Dehra Dun : There is a simmering discontent amongst the student community in this capital city of Uttarakhand, which could snowball into a serious agitation if the state government does not come out with a tangible solution of providing admission to the large student community that may be left out of colleges following the directives of the Nainital High Court on merit-based admission and a cap on the intake.
Though chief minister Harish Rawat and his senior cabinet colleague, Indira Hridesh have time and again reiterated that the state government options is mulling the various options before it, including starting evening shifts in various colleges to absorb the left iver students, but it has yet to come out with any concrete solution that is acceptable to the large student community that is up in arms and has literally stopped admissions in the oldest college of the city.
Ironically this College has the dubious distinction of yielding to pressure by the student leaders and accommodating as many as about 35,000 students though it has the infrastructure for just about 12,000. It is said to be a major reason for studies suffering and even the seriously inclined students suffered as the teaching community could not cope up with the large number of students in the classes and could not give much attention to studies despite their best intentions and efforts.
This is perhaps why even the teaching community is supportive of the directives of the Nainital High Court on merit-based admissions and a cap on the number of intake.
According to rough estimates the teacher-student ratio in the college works out to over 1:250 as against the University Grants Commission’s (UGC) rules of 1:70. One can but imagine the quality of education that was imparted with this skewed up teacher-student ratio.
The principal of the college, while not commenting on why such large number of students were admitted when it did not have the wherewithal to impart quality education to them, admitted that there would be a great improvement in the education if admission is done against the approved sanctioned seats.
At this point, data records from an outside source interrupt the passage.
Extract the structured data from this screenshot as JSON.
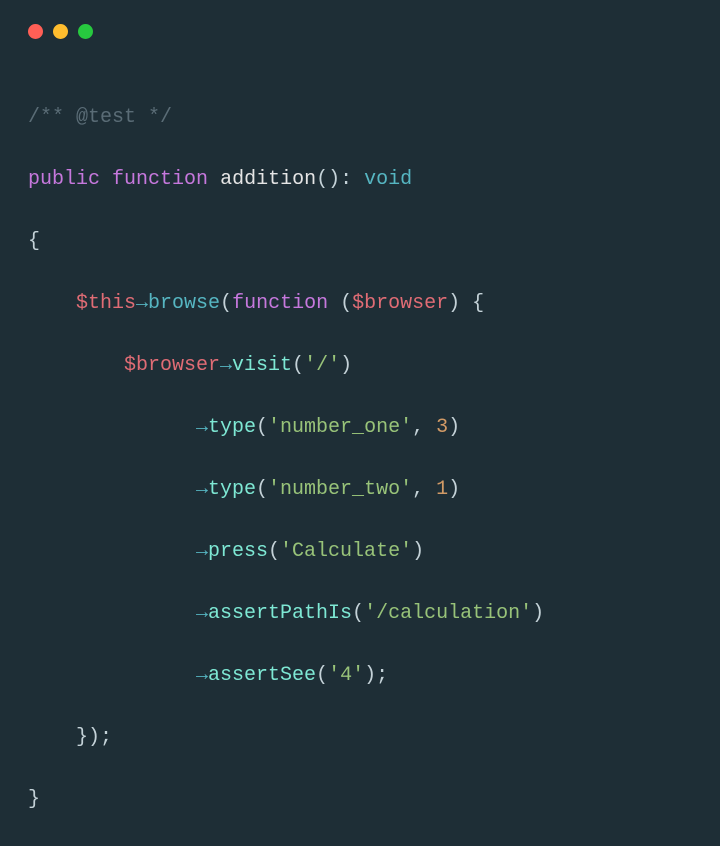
{
  "code": {
    "comment": "/** @test */",
    "kw_public": "public",
    "kw_function": "function",
    "fn_name": "addition",
    "kw_void": "void",
    "brace_open": "{",
    "brace_close": "}",
    "this": "$this",
    "browse": "browse",
    "closure_kw": "function",
    "browser": "$browser",
    "visit": "visit",
    "visit_arg": "'/'",
    "type_method": "type",
    "type1_arg1": "'number_one'",
    "type1_arg2": "3",
    "type2_arg1": "'number_two'",
    "type2_arg2": "1",
    "press": "press",
    "press_arg": "'Calculate'",
    "assertPathIs": "assertPathIs",
    "assertPathIs_arg": "'/calculation'",
    "assertSee": "assertSee",
    "assertSee_arg": "'4'",
    "closure_close": "});"
  }
}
However, he hastened to add that the College was just following the instructions of the Nainital High Court as far as admissions for the current session was concerned.
Even as the state government is holding discussions to find a way out of the current imbroglio so that there are no ruffled feathers as far as the large student community is concerned, the student leaders pointed out that under the merit-based admissions, the students from the Uttarakhand Education Board, who had studied in the schools in the far-flung interiors of the state, were losing out to their brethren from the English medium schools in the cities.
According to a student leader:
In the merit-based system students who have passed out from the ICSE and CBSE boards have an edge over those who passed out from the Uttarakhand Education Board. Moreover most of these students do not have colleges in their respective villages and towns and are totally dependent upon the colleges located in Dehra Dun or elsewhere in the state. Where will they go for admission and their entire future is at stake
He said that the options of knocking on the doors of the judiciary is also being looked into and a delegation has gone to Nainital to file a petition in the High Court for a review of the earlier decision, as it is being generally felt that the colleges and the state government did not contest the matter with the interest of the student community in mind.
A journalist with over 40 years of experience, Jagdish Bhatt was Editor, Hill Post (Uttarakhand).
Jagdish had worked with India’s leading English dailies, which include Times of India, Indian Express, Pioneer and several other reputed publications. A highly acclaimed journalist, he was a recipient of many awards
Jagdish Bhatt, aged 72, breathed his last on 28th August 2021 at his Dehradun residence.